Recorded data:
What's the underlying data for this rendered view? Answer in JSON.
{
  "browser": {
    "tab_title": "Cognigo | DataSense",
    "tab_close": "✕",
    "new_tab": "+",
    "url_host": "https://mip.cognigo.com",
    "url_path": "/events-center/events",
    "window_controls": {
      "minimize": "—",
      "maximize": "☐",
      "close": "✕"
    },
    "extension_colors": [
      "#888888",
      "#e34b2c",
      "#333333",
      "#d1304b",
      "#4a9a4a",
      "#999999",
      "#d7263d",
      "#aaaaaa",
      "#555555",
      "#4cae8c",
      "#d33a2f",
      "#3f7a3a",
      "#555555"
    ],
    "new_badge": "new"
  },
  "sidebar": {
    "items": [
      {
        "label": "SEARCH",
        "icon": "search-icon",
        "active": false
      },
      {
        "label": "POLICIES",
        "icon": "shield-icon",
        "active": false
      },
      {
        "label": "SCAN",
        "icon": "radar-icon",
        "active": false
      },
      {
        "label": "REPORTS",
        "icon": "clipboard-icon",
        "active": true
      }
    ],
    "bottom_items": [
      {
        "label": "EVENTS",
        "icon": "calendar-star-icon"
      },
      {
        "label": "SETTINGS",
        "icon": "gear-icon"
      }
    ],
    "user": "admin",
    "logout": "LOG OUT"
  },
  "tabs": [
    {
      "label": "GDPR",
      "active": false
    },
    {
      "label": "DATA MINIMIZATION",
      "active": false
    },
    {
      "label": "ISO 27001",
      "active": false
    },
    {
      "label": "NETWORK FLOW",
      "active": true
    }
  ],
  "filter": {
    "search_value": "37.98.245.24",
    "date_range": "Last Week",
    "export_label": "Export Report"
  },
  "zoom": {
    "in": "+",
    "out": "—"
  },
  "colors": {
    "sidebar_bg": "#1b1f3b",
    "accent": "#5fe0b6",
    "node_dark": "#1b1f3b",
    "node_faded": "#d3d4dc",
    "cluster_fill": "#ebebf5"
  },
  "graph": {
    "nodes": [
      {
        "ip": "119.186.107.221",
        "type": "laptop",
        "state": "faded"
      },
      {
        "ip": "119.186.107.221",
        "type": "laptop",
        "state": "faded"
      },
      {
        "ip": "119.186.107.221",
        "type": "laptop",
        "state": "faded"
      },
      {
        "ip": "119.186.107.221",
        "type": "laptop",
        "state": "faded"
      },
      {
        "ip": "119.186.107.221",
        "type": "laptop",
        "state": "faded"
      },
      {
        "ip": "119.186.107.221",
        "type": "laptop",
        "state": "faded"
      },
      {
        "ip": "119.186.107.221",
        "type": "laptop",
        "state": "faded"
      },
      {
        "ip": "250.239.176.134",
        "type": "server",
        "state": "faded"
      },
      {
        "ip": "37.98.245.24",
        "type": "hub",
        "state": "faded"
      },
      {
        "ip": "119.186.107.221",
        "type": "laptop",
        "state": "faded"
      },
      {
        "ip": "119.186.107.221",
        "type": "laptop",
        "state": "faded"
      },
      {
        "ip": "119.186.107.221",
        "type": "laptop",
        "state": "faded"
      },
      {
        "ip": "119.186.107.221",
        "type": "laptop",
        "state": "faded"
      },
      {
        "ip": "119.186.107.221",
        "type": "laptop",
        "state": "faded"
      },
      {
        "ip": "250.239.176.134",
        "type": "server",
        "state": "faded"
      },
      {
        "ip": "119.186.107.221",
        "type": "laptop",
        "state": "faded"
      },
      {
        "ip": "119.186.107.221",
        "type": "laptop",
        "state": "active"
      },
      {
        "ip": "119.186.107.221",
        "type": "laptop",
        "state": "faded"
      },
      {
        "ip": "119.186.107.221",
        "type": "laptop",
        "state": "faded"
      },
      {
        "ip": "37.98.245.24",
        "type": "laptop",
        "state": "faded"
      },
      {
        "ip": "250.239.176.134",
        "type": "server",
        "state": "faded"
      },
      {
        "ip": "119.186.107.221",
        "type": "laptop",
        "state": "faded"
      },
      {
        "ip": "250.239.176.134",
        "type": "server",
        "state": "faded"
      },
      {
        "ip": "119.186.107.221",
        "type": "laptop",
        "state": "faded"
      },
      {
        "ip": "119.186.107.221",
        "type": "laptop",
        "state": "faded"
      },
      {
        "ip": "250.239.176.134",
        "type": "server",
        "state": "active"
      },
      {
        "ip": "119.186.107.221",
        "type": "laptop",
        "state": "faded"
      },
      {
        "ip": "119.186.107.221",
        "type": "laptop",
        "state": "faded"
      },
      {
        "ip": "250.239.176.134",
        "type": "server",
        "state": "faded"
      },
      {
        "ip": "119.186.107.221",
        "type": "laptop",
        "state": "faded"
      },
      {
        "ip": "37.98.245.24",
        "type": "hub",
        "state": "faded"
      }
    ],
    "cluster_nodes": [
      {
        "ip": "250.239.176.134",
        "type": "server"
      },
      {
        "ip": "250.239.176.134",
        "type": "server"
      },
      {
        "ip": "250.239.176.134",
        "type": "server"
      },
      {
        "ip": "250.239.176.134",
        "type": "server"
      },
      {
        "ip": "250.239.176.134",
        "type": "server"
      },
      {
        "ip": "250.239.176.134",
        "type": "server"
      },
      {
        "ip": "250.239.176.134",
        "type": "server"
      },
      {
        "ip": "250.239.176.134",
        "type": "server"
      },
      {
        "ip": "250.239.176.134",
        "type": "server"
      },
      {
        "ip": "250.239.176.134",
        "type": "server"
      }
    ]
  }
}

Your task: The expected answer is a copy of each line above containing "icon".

Your solution:
        "icon": "search-icon",
        "icon": "shield-icon",
        "icon": "radar-icon",
        "icon": "clipboard-icon",
        "icon": "calendar-star-icon"
        "icon": "gear-icon"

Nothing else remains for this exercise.